Teens who attend schools where drugs are widely available are three times more likely to experiment with marijuana and twice as likely to use alcohol than their peers who attend drug-free schools.
Availability of drugs also plays a key role in the numbers' rise. Nearly half (42 percent) of 12 to 17-year-olds surveyed said they could obtain marijuana in less than a day, while 21 percent said they could buy it in an hour or less. From 2004 to 2005, the number of ecstasy users went up 28 percent, and those who use acid, cocaine or heroin jumped 20 percent.
Parental involvement was found to be more influential than legal restrictions in preventing children's involvement with drugs, cigarettes and alcohol. Parents are the most effective way to discourage teen drug use because most kids get their sense of morality from them.

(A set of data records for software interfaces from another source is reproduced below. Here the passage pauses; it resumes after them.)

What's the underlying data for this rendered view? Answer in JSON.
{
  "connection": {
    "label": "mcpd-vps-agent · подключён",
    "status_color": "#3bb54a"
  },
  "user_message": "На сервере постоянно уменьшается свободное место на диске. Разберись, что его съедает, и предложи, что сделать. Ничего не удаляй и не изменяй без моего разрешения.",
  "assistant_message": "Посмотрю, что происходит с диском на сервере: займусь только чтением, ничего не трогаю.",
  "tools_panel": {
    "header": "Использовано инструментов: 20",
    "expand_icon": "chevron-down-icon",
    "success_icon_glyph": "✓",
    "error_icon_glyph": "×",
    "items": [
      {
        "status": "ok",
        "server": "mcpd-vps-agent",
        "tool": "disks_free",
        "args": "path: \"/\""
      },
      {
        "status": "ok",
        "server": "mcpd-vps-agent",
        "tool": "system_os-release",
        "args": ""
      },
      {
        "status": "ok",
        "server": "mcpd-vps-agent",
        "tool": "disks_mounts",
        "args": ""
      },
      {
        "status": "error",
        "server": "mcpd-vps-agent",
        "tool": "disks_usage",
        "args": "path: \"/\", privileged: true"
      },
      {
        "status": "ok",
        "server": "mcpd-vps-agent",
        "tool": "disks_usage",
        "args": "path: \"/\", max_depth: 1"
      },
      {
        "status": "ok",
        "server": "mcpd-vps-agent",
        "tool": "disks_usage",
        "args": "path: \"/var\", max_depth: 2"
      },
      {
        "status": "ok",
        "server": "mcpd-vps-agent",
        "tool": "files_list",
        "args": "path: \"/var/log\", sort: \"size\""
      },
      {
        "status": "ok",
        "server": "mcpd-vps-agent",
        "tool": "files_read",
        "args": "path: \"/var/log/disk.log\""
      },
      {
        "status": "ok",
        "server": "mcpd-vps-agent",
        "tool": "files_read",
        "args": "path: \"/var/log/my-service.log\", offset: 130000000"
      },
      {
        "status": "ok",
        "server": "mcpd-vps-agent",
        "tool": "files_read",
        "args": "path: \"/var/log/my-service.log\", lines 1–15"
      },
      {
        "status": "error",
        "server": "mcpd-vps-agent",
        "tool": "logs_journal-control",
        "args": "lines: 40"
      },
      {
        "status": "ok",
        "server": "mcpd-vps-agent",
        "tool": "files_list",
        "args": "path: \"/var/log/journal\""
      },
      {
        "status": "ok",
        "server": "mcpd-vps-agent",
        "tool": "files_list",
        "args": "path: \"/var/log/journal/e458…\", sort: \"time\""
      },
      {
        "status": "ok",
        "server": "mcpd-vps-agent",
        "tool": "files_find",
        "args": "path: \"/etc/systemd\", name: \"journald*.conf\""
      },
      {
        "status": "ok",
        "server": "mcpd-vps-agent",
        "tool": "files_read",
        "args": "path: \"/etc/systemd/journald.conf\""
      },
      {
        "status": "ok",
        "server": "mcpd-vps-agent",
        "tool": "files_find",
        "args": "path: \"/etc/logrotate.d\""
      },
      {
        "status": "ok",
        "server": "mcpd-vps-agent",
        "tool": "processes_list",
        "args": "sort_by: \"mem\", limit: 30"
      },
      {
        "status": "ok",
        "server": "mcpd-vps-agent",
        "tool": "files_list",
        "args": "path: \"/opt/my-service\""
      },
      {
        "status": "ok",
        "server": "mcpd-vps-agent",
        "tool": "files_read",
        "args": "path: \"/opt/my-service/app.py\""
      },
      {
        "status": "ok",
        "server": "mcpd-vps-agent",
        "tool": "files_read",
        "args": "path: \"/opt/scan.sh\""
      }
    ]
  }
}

This is consistent with the opinions of most of the teenagers who feel that illegality does not affect their decision regarding drug abuse.